EXERCISE BRIEF >> Where a line in the records holds "text", count it once; return only the final number.
-------- DATA SUPPLIED --------
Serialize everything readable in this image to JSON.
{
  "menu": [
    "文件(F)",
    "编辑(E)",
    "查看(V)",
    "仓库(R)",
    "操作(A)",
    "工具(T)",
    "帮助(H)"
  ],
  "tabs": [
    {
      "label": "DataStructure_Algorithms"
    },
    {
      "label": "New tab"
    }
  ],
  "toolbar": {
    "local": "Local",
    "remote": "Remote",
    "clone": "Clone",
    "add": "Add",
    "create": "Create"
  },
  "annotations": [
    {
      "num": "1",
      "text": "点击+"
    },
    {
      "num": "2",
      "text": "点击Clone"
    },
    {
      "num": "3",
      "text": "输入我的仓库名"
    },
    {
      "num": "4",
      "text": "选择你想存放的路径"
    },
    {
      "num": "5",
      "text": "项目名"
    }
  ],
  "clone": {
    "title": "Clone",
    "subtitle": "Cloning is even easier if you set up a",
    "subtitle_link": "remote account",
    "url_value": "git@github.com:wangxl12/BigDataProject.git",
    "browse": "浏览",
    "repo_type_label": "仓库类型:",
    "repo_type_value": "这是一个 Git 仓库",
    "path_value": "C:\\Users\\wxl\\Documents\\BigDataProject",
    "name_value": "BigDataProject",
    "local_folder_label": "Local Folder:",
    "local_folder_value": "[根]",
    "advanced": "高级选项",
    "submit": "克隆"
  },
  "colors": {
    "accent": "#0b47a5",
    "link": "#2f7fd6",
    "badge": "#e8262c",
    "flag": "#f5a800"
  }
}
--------
RESPONSE BOX >> 5